DATA SHOWN =>
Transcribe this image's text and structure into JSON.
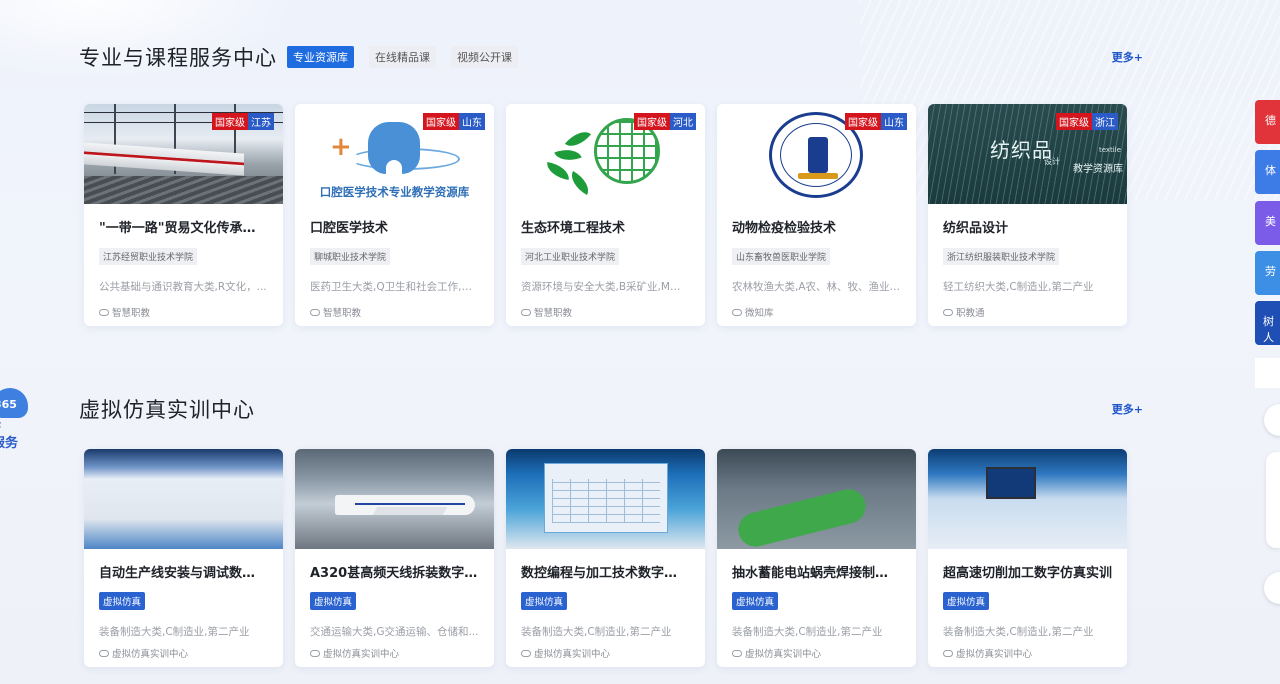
{
  "section1": {
    "title": "专业与课程服务中心",
    "tabs": [
      {
        "label": "专业资源库",
        "active": true
      },
      {
        "label": "在线精品课",
        "active": false
      },
      {
        "label": "视频公开课",
        "active": false
      }
    ],
    "more": "更多+",
    "cards": [
      {
        "level": "国家级",
        "province": "江苏",
        "title": "\"一带一路\"贸易文化传承与创新",
        "school": "江苏经贸职业技术学院",
        "category": "公共基础与通识教育大类,R文化，...",
        "source": "智慧职教"
      },
      {
        "level": "国家级",
        "province": "山东",
        "title": "口腔医学技术",
        "school": "聊城职业技术学院",
        "category": "医药卫生大类,Q卫生和社会工作,第...",
        "source": "智慧职教",
        "thumb_text": "口腔医学技术专业教学资源库"
      },
      {
        "level": "国家级",
        "province": "河北",
        "title": "生态环境工程技术",
        "school": "河北工业职业技术学院",
        "category": "资源环境与安全大类,B采矿业,M科...",
        "source": "智慧职教"
      },
      {
        "level": "国家级",
        "province": "山东",
        "title": "动物检疫检验技术",
        "school": "山东畜牧兽医职业学院",
        "category": "农林牧渔大类,A农、林、牧、渔业,...",
        "source": "微知库"
      },
      {
        "level": "国家级",
        "province": "浙江",
        "title": "纺织品设计",
        "school": "浙江纺织服装职业技术学院",
        "category": "轻工纺织大类,C制造业,第二产业",
        "source": "职教通",
        "thumb_text": {
          "main": "纺织品",
          "sub": "设计",
          "en": "textile",
          "lib": "教学资源库"
        }
      }
    ]
  },
  "section2": {
    "title": "虚拟仿真实训中心",
    "more": "更多+",
    "cards": [
      {
        "tag": "虚拟仿真",
        "title": "自动生产线安装与调试数字...",
        "category": "装备制造大类,C制造业,第二产业",
        "source": "虚拟仿真实训中心"
      },
      {
        "tag": "虚拟仿真",
        "title": "A320甚高频天线拆装数字仿...",
        "category": "交通运输大类,G交通运输、仓储和...",
        "source": "虚拟仿真实训中心"
      },
      {
        "tag": "虚拟仿真",
        "title": "数控编程与加工技术数字仿...",
        "category": "装备制造大类,C制造业,第二产业",
        "source": "虚拟仿真实训中心"
      },
      {
        "tag": "虚拟仿真",
        "title": "抽水蓄能电站蜗壳焊接制造...",
        "category": "装备制造大类,C制造业,第二产业",
        "source": "虚拟仿真实训中心"
      },
      {
        "tag": "虚拟仿真",
        "title": "超高速切削加工数字仿真实训",
        "category": "装备制造大类,C制造业,第二产业",
        "source": "虚拟仿真实训中心"
      }
    ]
  },
  "side_tabs": [
    {
      "label": "德",
      "color": "#e0343a"
    },
    {
      "label": "体",
      "color": "#3d7be6"
    },
    {
      "label": "美",
      "color": "#7a5ce8"
    },
    {
      "label": "劳",
      "color": "#3d8fe6"
    },
    {
      "label": "树人",
      "color": "#1f4fb4"
    }
  ],
  "float_logo": {
    "num": "365",
    "line1": "你",
    "line2": "服务"
  }
}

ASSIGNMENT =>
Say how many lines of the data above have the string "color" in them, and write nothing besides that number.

WRITTEN ANSWER =>
5